City's South American conundrum
Literally as close as A to B, sharing a tiny border crossing and producing world class footballers, Argentina and Brazil have a profound influence on the fortunes – or misfortunes – of Manchester City.
Like chalk and cheese, City’s Argentine imports have generally been A+ achievers whereas the Boys from Brazil have struggled to hit the dizzy heights of a B-minus, more often than not amounting to nothing more than a big fat ‘F’ for failure.
The recent acquisitions of Fernandinho and Martin Demichelis present both players with opportunities; one to right the wrongs of his predecessors, the other to maintain the gold standard set by his colleagues.
It’s perpetually perplexing why players from the greatest football nation on earth seem to bomb on the blue side of Manchester. It’s been happening since City first sounded to the samba beat under suave Swede, Sven Goran Eriksson, in 2007.

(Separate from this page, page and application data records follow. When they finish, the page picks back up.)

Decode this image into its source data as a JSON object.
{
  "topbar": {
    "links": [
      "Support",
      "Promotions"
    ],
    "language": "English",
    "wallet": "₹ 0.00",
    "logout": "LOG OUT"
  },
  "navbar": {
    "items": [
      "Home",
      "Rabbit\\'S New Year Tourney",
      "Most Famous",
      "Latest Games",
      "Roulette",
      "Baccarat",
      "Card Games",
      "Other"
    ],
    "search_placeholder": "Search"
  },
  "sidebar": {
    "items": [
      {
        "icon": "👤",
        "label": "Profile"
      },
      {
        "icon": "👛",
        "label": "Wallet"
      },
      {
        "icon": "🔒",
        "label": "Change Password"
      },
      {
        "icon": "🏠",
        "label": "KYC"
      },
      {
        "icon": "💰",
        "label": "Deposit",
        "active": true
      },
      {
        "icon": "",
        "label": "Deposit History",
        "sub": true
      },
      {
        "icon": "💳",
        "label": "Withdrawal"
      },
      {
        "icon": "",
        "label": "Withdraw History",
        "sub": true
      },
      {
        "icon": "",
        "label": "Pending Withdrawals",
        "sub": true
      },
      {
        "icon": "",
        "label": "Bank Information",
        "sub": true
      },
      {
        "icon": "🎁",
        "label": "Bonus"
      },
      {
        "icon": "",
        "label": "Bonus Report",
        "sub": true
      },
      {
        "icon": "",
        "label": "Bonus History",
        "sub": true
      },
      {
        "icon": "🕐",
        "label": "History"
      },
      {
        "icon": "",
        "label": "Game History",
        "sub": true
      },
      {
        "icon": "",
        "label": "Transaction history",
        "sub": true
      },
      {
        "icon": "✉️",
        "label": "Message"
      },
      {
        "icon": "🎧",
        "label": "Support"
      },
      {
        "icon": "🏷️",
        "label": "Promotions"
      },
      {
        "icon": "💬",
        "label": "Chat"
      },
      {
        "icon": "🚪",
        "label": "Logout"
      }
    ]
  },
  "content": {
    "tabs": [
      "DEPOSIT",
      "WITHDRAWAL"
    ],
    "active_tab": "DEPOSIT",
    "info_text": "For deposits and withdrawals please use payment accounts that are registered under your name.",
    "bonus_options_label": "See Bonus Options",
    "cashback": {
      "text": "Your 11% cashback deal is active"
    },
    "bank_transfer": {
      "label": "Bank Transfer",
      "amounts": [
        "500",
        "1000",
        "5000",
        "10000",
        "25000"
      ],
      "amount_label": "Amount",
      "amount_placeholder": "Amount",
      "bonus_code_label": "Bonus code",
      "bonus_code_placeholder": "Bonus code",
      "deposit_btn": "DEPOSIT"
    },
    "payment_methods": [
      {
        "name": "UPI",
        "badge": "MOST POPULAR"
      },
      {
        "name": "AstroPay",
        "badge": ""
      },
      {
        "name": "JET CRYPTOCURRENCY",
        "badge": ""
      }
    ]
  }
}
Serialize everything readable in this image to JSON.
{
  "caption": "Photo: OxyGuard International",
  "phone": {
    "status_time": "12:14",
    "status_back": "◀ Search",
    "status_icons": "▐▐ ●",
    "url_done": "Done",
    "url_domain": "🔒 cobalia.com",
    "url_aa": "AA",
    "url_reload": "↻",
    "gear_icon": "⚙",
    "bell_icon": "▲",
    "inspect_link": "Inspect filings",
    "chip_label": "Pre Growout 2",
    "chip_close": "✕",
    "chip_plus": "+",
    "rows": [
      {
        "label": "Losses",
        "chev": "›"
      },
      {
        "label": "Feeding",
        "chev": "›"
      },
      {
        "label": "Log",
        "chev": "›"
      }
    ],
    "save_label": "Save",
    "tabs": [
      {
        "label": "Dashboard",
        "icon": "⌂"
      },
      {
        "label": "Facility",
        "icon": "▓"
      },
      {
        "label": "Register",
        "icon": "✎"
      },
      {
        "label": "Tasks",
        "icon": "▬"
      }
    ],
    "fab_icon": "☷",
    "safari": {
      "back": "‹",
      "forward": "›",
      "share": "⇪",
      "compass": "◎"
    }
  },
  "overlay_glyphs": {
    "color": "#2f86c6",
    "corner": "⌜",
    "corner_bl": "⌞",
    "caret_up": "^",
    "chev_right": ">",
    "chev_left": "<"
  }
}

Geovanni was first in – free of charge – after previously costing the likes of Barcelona and Benfica upwards of £30m in transfer fees. A scoring debut at West Ham and, more tellingly, a derby winner against The Dark Side, ‘Geo’ faded away as the season progressed and lasted just the one season.
The enigmatic Elano, was next up at a cost of £8m from Shakhtar Donestk. The midfield maestro seemed to have it all – ball playing magic, beautifully crafted free kicks and the coolest penalty taking ever seen since Francis Lee and pre-Mario Balotelli.
What he didn’t have was the heart for battle and, despite exposure to Ukranian winters, he lacked the appetite to slug it out through a demanding Premier League campaign.
Worse was to follow in the shape of the languid, laid back – so much so he must have spent his life looking at ceiling tiles – Jo.
An unmitigated disaster at £19m (allegedly) from CSKA Moscow, he netted a solitary top flight goal in 21 appearances. City were hard pressed to literally give him away, first to Everton, then Galastasaray, before finally waving ‘Tchau’ in 2011.
Amazingly, he’s now back in contention for Brazil’s 2014 World Cup squad – so who knows, England could yet have a chance!
The £6.45m acquisition of Pablo Zabaleta from Espanyol saw a dramatic upgrade in City’s South American signings. However, Zaba was not – technically – City’s first Argentine import.
In June 2002, Kevin Keegan bought £3.5m Matias Vuoso, an unknown striker from Independiente. He never made City’s First XI and was shipped out to Santos Laguna in Mexico’s Liga MX.
Vuoso took Mexican citizenship, subsequently making 10 appearances and scoring four goals for the national team and, irony of ironies, it was one Sven Goran Eriksson, as Mexico coach, who gave him his debut.
On the day Zaba signed, so too did City’s most obscure Brazilian international ever – Glauber.
The full back recruited from FC Nuremburg, was City’s ‘Invisible Man’ before playing a full six minutes in the last game of the 2008/09 season. He achieved cult status and his every touch of the ball was jokingly cheered by the City support.
Of course, Robinho famously arrived from Real Madrid for a record £32.5m,as City’s new Abu Dhabi revealed their ambitious plans for the future. He lasted 41 PL appearances and 14 goals before departing at half the price to AC Milan.
But whereas Robinho was as lightweight as a meringue, City subsequently imported the culinary equivalent of prime Argentine steaks, with Carlos Tevez and Sergio Aguero.
Pocket battleships both, the two strikers confirmed that the Argentine work ethic and mental approach, aligned to undoubted technical skills, is far better suited to the English game than the easy going, party loving lifestyle of the Brazilian contingent.
Top class Brazilian full backs Sylvinho and Maicon – both admittedly past their best – failed to ‘cut it’ with City in 2009/10 and last season, respectively, which brings us up to the present day and high expectations of Fernandinho.
The midfield powerhouse from Shakhtar is City’s eighth Brazilian and unlike the seven that preceded him, the consensus is that he WILL be magnificent.
As for the unfortunately injured before he’s kicked a ball, Demichelis, all he needs to do is adhere to the Argentine formula of graft, mental toughness and ability to succeed.
City’s new South American signings will also have the distinct advantage of being guided by a manager from the same continent in the shape of Chile’s Manuel Pellegrini.
David Walker - www.readbutneverred.com - @djwskyblu